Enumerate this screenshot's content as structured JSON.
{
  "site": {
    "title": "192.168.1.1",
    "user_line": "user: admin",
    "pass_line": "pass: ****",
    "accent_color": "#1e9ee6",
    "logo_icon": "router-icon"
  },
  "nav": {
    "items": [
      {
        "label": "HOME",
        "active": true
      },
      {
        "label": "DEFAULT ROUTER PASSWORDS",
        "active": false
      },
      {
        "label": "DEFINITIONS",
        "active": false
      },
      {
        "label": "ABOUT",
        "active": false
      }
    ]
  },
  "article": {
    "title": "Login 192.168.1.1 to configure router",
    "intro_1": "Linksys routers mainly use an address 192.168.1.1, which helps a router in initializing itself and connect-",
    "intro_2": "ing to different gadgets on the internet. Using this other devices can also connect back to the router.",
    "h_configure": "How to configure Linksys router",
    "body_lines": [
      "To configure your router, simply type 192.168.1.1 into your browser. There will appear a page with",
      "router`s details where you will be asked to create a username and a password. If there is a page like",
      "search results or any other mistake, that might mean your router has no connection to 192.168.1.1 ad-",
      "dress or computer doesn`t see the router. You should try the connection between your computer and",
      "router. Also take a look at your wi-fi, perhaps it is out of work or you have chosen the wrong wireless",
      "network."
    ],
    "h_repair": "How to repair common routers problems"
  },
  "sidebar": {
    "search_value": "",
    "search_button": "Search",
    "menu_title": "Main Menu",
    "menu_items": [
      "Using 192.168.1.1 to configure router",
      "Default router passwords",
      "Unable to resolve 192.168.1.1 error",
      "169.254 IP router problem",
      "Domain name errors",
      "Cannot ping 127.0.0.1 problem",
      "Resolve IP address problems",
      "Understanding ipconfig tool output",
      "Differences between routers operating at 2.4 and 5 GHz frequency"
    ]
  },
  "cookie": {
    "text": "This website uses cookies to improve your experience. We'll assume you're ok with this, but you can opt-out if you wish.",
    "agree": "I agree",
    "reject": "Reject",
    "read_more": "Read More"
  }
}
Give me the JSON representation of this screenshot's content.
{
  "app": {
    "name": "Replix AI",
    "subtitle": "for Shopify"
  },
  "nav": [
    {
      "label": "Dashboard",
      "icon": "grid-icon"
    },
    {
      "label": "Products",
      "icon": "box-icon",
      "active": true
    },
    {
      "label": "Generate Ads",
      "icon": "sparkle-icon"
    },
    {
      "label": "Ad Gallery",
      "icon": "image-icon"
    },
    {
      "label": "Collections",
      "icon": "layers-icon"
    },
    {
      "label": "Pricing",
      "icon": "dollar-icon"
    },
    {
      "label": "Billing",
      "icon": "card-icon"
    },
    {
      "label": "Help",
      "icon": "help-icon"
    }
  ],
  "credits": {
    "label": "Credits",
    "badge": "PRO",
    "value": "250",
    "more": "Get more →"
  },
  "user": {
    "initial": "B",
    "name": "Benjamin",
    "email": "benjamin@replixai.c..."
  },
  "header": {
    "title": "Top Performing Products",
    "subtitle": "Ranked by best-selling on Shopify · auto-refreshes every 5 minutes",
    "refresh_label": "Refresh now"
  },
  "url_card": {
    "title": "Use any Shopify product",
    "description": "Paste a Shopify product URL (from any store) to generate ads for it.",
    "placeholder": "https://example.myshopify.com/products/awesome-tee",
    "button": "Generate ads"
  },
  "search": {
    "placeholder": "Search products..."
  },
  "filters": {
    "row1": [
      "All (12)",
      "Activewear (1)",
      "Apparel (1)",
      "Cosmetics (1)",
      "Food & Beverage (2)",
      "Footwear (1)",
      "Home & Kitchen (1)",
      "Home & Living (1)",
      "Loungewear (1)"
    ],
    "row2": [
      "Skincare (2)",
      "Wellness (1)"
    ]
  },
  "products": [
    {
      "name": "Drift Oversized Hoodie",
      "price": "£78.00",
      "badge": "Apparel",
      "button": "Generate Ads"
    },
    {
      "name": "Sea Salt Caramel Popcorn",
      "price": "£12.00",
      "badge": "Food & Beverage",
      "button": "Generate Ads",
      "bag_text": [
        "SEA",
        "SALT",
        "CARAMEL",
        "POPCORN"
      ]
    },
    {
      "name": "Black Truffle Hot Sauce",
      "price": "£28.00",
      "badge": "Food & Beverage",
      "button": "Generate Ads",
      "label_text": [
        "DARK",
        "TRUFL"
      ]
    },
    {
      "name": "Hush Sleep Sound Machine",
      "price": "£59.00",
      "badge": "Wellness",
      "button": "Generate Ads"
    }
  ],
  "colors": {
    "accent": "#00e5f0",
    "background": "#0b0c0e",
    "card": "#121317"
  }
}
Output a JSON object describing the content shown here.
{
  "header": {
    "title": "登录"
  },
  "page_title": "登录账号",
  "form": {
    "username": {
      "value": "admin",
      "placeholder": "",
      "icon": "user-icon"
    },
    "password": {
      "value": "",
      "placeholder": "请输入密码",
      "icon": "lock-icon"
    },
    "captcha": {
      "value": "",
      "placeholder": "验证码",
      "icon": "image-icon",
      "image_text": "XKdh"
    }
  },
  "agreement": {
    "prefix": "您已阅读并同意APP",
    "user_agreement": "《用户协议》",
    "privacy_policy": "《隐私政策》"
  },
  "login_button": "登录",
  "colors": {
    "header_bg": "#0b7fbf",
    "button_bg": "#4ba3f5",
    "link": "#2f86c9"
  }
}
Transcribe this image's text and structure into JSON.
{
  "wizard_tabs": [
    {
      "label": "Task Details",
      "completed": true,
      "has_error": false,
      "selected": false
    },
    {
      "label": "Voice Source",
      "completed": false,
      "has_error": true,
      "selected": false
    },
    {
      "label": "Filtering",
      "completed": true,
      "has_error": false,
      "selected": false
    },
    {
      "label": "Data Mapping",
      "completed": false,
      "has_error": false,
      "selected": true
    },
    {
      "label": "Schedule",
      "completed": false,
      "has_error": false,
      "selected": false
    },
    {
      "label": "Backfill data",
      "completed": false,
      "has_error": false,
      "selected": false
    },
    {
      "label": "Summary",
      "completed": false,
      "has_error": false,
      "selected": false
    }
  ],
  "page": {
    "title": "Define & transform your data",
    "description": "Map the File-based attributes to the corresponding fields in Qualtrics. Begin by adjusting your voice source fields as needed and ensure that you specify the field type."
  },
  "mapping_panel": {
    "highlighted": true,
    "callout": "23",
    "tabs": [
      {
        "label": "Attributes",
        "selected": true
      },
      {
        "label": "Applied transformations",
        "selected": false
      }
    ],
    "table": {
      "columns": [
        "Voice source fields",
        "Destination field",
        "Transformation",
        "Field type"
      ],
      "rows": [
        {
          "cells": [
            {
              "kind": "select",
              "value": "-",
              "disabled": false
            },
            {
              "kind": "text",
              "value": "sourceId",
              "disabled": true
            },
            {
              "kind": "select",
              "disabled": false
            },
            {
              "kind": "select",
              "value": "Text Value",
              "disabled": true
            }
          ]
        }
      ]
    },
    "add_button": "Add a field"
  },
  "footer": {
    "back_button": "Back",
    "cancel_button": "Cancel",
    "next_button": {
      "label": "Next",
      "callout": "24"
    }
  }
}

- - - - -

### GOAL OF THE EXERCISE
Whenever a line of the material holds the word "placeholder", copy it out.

### EXERCISE RESULT
    "placeholder": "https://example.myshopify.com/products/awesome-tee",
    "placeholder": "Search products..."
      "placeholder": "",
      "placeholder": "请输入密码",
      "placeholder": "验证码",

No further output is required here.